**Task statement:**
Only the lines holding the string "screenshot" are needed; copy each of them from the data.

• • • • •

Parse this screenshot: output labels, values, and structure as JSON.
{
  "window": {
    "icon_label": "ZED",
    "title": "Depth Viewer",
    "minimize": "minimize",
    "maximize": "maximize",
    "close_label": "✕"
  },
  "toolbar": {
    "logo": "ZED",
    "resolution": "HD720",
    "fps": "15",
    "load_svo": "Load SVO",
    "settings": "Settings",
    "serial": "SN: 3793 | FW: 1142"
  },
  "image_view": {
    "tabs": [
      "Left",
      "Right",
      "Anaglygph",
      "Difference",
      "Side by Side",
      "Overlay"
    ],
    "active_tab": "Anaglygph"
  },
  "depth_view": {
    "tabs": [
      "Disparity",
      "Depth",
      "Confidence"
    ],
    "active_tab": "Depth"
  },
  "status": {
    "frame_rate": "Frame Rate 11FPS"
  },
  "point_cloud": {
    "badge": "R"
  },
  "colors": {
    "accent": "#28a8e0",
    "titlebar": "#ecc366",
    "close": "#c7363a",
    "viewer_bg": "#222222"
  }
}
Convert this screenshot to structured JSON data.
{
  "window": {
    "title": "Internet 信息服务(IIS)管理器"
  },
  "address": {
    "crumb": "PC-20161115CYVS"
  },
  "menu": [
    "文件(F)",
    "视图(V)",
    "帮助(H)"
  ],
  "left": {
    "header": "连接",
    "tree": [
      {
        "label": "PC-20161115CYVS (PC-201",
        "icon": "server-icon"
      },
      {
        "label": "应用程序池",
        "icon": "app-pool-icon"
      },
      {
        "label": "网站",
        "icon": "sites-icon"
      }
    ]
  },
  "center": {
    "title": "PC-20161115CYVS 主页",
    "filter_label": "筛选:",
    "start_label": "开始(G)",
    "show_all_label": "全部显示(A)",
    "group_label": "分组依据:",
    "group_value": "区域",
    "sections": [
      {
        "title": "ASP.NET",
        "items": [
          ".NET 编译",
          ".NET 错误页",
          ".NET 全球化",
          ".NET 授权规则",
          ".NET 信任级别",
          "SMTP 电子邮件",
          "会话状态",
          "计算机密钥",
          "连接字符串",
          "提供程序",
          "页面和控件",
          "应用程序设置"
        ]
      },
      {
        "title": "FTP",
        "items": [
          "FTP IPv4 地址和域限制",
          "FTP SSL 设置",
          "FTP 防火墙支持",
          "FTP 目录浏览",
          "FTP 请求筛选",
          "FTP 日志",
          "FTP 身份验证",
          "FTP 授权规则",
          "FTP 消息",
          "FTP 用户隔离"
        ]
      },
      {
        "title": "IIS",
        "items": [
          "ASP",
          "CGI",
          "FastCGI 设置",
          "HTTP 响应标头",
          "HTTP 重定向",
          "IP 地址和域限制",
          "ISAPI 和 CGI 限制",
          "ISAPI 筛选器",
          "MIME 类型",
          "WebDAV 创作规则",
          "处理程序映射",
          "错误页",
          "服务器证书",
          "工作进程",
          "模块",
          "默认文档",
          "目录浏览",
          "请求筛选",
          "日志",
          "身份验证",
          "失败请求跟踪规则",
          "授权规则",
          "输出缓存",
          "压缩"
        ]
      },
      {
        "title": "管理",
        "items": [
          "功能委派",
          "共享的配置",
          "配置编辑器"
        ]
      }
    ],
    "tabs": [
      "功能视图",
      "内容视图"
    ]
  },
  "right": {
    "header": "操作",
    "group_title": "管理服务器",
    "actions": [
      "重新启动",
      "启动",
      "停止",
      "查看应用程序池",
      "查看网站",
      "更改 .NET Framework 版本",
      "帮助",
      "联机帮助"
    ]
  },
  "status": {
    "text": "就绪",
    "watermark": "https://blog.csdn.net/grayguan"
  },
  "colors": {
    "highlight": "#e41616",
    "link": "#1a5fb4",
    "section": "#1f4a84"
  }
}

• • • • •

**Result:**
Parse this screenshot: output labels, values, and structure as JSON.
Convert this screenshot to structured JSON data.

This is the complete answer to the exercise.